WORK TO COMPLETE => Write the entries out again. Every character must match.

- - - -

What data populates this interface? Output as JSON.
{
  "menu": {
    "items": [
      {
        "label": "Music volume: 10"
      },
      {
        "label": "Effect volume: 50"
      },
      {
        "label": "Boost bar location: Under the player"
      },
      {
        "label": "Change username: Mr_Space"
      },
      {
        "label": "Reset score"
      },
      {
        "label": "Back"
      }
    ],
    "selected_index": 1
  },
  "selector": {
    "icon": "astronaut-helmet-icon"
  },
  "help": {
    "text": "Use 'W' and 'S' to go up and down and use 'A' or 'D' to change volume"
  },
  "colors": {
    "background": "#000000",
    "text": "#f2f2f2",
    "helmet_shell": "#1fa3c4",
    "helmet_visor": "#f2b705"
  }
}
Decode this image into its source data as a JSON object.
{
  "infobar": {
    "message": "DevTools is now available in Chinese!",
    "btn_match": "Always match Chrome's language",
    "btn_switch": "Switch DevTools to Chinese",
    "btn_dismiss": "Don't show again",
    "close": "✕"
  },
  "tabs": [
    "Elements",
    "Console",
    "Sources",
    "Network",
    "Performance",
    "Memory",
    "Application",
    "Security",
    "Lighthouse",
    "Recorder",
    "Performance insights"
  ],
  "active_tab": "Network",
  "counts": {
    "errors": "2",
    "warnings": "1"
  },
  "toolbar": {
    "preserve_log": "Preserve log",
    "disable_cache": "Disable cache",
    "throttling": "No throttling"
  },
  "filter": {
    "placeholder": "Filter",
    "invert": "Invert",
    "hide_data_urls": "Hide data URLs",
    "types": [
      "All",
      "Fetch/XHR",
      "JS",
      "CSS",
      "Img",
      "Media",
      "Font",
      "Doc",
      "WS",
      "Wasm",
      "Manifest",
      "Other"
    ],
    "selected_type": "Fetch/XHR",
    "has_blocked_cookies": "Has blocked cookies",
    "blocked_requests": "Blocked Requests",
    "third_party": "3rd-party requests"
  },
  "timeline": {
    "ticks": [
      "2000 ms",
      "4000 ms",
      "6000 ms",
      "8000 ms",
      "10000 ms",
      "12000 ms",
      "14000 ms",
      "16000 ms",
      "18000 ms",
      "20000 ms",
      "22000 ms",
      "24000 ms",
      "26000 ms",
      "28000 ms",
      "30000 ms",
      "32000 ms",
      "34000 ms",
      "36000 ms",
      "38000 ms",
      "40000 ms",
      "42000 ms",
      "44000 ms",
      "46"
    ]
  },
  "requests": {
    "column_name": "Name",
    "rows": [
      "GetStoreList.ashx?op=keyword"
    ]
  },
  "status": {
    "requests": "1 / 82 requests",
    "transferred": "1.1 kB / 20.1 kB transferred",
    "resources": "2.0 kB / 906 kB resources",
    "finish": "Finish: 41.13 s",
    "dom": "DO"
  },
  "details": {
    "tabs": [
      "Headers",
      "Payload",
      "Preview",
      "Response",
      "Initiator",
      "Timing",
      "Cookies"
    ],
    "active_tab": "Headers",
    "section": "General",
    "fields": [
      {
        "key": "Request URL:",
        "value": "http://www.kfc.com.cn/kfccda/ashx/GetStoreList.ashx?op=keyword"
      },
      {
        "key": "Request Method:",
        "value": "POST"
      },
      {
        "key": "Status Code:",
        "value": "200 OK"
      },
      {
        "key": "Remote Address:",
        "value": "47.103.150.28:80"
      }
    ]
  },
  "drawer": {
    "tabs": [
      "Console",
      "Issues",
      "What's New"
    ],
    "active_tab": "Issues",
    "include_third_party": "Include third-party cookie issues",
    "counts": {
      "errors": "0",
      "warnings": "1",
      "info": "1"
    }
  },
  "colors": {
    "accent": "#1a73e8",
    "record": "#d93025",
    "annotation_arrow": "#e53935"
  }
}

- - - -

TASK ANSWER =>
What data populates this interface? Output as JSON.
{
  "menu": {
    "items": [
      {
        "label": "Music volume: 10"
      },
      {
        "label": "Effect volume: 50"
      },
      {
        "label": "Boost bar location: Under the player"
      },
      {
        "label": "Change username: Mr_Space"
      },
      {
        "label": "Reset score"
      },
      {
        "label": "Back"
      }
    ],
    "selected_index": 1
  },
  "selector": {
    "icon": "astronaut-helmet-icon"
  },
  "help": {
    "text": "Use 'W' and 'S' to go up and down and use 'A' or 'D' to change volume"
  },
  "colors": {
    "background": "#000000",
    "text": "#f2f2f2",
    "helmet_shell": "#1fa3c4",
    "helmet_visor": "#f2b705"
  }
}
Decode this image into its source data as a JSON object.
{
  "infobar": {
    "message": "DevTools is now available in Chinese!",
    "btn_match": "Always match Chrome's language",
    "btn_switch": "Switch DevTools to Chinese",
    "btn_dismiss": "Don't show again",
    "close": "✕"
  },
  "tabs": [
    "Elements",
    "Console",
    "Sources",
    "Network",
    "Performance",
    "Memory",
    "Application",
    "Security",
    "Lighthouse",
    "Recorder",
    "Performance insights"
  ],
  "active_tab": "Network",
  "counts": {
    "errors": "2",
    "warnings": "1"
  },
  "toolbar": {
    "preserve_log": "Preserve log",
    "disable_cache": "Disable cache",
    "throttling": "No throttling"
  },
  "filter": {
    "placeholder": "Filter",
    "invert": "Invert",
    "hide_data_urls": "Hide data URLs",
    "types": [
      "All",
      "Fetch/XHR",
      "JS",
      "CSS",
      "Img",
      "Media",
      "Font",
      "Doc",
      "WS",
      "Wasm",
      "Manifest",
      "Other"
    ],
    "selected_type": "Fetch/XHR",
    "has_blocked_cookies": "Has blocked cookies",
    "blocked_requests": "Blocked Requests",
    "third_party": "3rd-party requests"
  },
  "timeline": {
    "ticks": [
      "2000 ms",
      "4000 ms",
      "6000 ms",
      "8000 ms",
      "10000 ms",
      "12000 ms",
      "14000 ms",
      "16000 ms",
      "18000 ms",
      "20000 ms",
      "22000 ms",
      "24000 ms",
      "26000 ms",
      "28000 ms",
      "30000 ms",
      "32000 ms",
      "34000 ms",
      "36000 ms",
      "38000 ms",
      "40000 ms",
      "42000 ms",
      "44000 ms",
      "46"
    ]
  },
  "requests": {
    "column_name": "Name",
    "rows": [
      "GetStoreList.ashx?op=keyword"
    ]
  },
  "status": {
    "requests": "1 / 82 requests",
    "transferred": "1.1 kB / 20.1 kB transferred",
    "resources": "2.0 kB / 906 kB resources",
    "finish": "Finish: 41.13 s",
    "dom": "DO"
  },
  "details": {
    "tabs": [
      "Headers",
      "Payload",
      "Preview",
      "Response",
      "Initiator",
      "Timing",
      "Cookies"
    ],
    "active_tab": "Headers",
    "section": "General",
    "fields": [
      {
        "key": "Request URL:",
        "value": "http://www.kfc.com.cn/kfccda/ashx/GetStoreList.ashx?op=keyword"
      },
      {
        "key": "Request Method:",
        "value": "POST"
      },
      {
        "key": "Status Code:",
        "value": "200 OK"
      },
      {
        "key": "Remote Address:",
        "value": "47.103.150.28:80"
      }
    ]
  },
  "drawer": {
    "tabs": [
      "Console",
      "Issues",
      "What's New"
    ],
    "active_tab": "Issues",
    "include_third_party": "Include third-party cookie issues",
    "counts": {
      "errors": "0",
      "warnings": "1",
      "info": "1"
    }
  },
  "colors": {
    "accent": "#1a73e8",
    "record": "#d93025",
    "annotation_arrow": "#e53935"
  }
}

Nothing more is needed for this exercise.